Bowtown was part of William Bingham’s Kennebec Purchase, designated as Township No. 1, Range 4, West of the Kennebec River. When estate agent John Black conducted a survey of settlers in 1820, David Young, Jr. was the only occupant listed within Bowtown proper. Black sought to reach purchase agreements with each of the settlers.
David was born in 1778 at Pownalborough, a son of David Young, Sr. and his first wife, Rachel Grant. The family moved to Seven Mile Brook (Embden area) by 1790. David Jr. married Elizabeth Jackson, probably a daughter of Laskey Jackson and Elizabeth Runnells, who were listed near the Youngs at Seven Mile Brook in 1800. Several members of the Young and Jackson families were settlers in the towns along the Upper Kennebec.
We can place David at Bowtown in 1823, when a newspaper article appeared describing the drowning of a man who had stolen a horse in Solon, and tried to cross the Kennebec about three miles below The Forks. “David Young, Jr who lives near this place, was awakened by his cries for assistance, and hastened to the river.” They found the unidentified man’s body ten days later, about eight miles below Young’s, and buried him. When the man had stopped at Boies’s Tavern in Solon, he told local residents that he worked for Gen. King and was there to scout timber. A mystery for another day!
In 1827, John Black’s letters reveal that he was frustrated by the amount of unauthorized timber cutting going on in the Dead River region. Bowtown seems to have been a prime location for such “depradations.” In one letter, Black referred to David Young as a “trespasser” whom he suspected of cutting timber on land he hadn’t yet purchased. There must have been pressure on Young to pay for his lot, and in 1828 he agreed to purchase it, in installments over four years.
In 1831, the Bingham Estate sold the whole township (Bowtown) to Col. David Webster of Fryeburg, reserving only the four public lots and two others: those of David Young and Nathan Taylor. Taylor, then of Winslow, had been caught cutting timber on a lot and was required to purchase it. His lot comprised about seventy-six acres along the Kennebec river in the lower quarter of the township. He didn’t move to Bowtown, and continued to live in the Winslow area.
Col. David Webster had many business partners in his land deals. In 1832, he deeded four fifths of his Bowtown purchase to Daniel Brown, a mill owner and lumberman from Waterford.

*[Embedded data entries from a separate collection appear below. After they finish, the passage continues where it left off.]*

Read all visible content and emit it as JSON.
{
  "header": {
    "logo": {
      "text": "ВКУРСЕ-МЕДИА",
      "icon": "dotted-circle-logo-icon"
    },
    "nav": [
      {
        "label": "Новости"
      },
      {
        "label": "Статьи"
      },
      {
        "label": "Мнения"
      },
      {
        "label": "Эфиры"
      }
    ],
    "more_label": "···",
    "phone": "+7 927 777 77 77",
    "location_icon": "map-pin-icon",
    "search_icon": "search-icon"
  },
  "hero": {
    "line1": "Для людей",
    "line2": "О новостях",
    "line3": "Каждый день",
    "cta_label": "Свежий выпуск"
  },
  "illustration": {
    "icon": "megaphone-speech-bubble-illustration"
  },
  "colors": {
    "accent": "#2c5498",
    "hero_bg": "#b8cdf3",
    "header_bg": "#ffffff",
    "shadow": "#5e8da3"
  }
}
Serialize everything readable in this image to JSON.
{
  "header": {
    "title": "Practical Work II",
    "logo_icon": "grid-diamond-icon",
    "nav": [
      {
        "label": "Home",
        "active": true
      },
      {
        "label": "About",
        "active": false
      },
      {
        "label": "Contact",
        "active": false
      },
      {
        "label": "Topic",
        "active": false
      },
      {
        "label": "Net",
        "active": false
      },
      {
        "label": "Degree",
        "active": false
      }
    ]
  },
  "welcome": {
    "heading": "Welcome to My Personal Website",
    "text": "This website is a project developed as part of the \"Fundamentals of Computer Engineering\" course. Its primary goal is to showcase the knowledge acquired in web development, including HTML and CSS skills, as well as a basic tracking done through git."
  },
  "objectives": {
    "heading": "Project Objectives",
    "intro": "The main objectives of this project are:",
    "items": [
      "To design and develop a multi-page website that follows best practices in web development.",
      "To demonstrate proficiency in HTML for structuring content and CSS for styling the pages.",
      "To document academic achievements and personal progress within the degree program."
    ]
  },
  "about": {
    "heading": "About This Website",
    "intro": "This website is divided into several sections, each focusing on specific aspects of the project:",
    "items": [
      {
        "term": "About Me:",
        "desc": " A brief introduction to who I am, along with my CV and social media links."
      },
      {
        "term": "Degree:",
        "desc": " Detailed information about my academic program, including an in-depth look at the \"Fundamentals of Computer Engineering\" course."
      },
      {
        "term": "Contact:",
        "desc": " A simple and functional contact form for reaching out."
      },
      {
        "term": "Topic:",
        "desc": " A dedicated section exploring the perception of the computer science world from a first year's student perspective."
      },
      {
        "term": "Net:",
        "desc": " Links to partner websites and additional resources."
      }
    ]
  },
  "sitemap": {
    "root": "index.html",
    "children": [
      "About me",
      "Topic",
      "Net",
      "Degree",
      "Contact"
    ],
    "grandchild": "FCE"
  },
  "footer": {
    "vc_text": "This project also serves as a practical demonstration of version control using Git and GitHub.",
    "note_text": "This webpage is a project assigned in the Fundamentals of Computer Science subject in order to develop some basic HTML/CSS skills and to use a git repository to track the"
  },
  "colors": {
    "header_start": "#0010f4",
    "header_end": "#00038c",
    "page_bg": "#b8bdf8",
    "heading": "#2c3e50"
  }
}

Interestingly, Brown’s wife, Anna Hamlin, was a sister of Hannibal Hamlin.
David Young never paid for the land in Bowtown, and John Black finally sold the reserved lot to Daniel Steward, Jr. of Anson, a very active buyer and seller in the Upper Kennebec. Steward soon sold it to Jonas Brown of The Forks, formerly of Baldwin. The deed describes the lot as follows:
“Beginning on the West Bank of the Kennebec river at a cherry tree marked number twelve, and running West one hundred and Sixty rods to an Alder marked #12, standing on the East bank of Young’s brook – thence south one hundred and sixty rods to a corner, – thence to a white Ash tree mark’d number twelve, standing on the bank of Kennebec river twenty rods above the mouth of Young’s brook (so called), thence by the river to the bounds first mentioned, and containing one hundred & sixty acres more or less…”
David’s wife must have died shortly after the birth of their last child, around 1836, for he was alone with his children in the 1840 census. He had moved, and was now living across the Kennebec at The Forks. Deeds as early as 1836 mention his lot lines in The Forks (or West Moxie), about two hundred yards west of Moxie Stream. David conveyed that land at The Forks to Moses W. Burnham in 1844, and by 1850, he was living in Madison with his son, McDonough Young.
David and McDonough Young moved to New Glarus, Wisconsin. It is likely that David died there sometime after 1860, when he was shown in the New Glarus census at eighty-one years old. His son, McDonough, lived in the next household.
David and Elizabeth Young left a legacy in The Forks. Their son, Cyrus C. Young, married Huldah Bumpus, and they raised several children there. He is the ancestor of many Concord Youngs. Cyrus’s son, William Worth Young, married Lucy Bumpus and lived at The Forks. Cyrus’s granddaughter, Artie B. Young, married Charles Collins and lived in Moscow and Bingham.
Note: The next installment on Bowtown will cover the settlers who followed on David Young’s possession: James E. Powell and William Hanson.
- John Black Papers. Microfilm. Maine Archives.
- Map of Bowtown by Frank H. Sterling, 1908. Maine Archives.
- Vital Records. Ancestry.com
- “Singular Occurrence,” Maine Gazette [18 JUL 1823, page 3] genealogybank.com (subscription service)